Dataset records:
....
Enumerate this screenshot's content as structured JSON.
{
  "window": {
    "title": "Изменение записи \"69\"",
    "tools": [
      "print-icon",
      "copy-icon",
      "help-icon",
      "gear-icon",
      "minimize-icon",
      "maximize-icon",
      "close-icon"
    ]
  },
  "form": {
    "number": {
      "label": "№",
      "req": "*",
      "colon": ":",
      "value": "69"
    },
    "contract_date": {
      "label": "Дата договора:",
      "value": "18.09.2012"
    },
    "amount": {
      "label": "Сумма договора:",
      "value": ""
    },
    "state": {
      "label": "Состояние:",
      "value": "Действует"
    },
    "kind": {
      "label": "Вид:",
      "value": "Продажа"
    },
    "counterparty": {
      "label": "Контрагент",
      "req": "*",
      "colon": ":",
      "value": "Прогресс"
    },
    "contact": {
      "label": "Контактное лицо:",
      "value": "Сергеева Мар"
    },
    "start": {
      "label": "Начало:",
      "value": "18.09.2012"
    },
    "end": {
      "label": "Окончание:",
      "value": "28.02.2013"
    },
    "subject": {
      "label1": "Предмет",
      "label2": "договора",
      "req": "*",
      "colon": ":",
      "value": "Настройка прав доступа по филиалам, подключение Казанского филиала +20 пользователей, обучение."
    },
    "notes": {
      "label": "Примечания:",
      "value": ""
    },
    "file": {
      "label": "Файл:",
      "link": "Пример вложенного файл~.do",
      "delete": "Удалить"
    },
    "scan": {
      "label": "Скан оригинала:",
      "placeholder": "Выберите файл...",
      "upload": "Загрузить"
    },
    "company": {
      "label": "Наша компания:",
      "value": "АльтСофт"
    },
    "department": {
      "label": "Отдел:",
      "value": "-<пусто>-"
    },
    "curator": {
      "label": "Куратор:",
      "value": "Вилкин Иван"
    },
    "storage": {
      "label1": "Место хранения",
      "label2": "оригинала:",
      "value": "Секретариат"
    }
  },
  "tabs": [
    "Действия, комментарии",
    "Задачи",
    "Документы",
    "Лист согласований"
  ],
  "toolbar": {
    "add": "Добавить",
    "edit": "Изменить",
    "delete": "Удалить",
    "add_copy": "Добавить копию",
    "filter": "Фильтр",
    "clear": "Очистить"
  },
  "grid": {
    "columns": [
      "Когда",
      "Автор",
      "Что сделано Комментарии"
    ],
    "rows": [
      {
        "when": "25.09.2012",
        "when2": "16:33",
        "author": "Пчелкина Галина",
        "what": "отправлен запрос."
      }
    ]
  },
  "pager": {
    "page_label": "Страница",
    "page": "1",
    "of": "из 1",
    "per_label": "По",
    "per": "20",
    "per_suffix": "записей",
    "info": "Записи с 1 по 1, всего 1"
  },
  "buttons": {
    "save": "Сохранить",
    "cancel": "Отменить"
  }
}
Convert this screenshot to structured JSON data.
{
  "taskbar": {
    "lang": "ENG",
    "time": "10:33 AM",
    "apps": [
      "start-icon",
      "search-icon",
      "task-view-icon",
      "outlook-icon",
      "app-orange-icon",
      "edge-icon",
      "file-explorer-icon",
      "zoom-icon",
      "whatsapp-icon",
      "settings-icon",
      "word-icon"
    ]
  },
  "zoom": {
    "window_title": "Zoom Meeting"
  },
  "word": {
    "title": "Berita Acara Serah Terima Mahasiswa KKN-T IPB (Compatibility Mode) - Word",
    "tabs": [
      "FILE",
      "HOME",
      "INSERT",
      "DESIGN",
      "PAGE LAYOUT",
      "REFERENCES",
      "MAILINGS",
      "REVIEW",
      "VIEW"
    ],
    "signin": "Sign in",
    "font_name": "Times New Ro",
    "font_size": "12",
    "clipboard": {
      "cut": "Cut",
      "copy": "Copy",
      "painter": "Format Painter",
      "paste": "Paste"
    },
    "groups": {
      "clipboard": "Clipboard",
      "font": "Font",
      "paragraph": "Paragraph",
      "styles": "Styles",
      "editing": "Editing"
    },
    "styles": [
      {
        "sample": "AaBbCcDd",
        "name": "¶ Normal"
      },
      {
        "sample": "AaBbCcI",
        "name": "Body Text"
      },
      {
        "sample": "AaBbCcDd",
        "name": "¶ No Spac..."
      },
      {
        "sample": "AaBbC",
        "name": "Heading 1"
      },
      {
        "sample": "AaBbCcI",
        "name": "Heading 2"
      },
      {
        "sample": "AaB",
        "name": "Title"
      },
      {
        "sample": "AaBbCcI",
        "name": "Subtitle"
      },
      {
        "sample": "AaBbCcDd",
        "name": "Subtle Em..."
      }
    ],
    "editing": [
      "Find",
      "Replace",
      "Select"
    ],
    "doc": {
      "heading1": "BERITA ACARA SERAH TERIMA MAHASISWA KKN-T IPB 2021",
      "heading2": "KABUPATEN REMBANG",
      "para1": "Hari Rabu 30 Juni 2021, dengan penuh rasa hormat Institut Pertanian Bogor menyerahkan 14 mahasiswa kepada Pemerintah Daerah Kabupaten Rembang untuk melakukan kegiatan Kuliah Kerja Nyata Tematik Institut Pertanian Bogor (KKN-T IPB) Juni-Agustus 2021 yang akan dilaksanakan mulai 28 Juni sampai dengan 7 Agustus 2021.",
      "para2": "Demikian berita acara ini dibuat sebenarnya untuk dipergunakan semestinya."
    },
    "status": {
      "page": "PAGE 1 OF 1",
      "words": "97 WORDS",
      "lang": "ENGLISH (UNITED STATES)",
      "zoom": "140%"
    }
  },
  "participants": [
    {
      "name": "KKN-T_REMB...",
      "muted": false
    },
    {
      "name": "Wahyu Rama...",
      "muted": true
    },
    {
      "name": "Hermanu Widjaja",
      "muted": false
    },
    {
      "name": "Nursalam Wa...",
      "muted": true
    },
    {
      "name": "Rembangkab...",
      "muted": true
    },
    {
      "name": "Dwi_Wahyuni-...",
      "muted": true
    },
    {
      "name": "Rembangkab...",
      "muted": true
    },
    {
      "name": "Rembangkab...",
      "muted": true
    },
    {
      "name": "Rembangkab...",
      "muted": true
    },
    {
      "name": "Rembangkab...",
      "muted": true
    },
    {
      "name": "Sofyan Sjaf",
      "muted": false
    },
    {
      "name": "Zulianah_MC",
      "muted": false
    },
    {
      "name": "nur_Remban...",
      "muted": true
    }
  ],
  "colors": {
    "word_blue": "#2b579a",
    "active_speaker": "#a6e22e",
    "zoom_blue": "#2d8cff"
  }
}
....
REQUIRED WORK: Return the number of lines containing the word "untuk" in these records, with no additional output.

SOLUTION FOR THIS EXERCISE: 2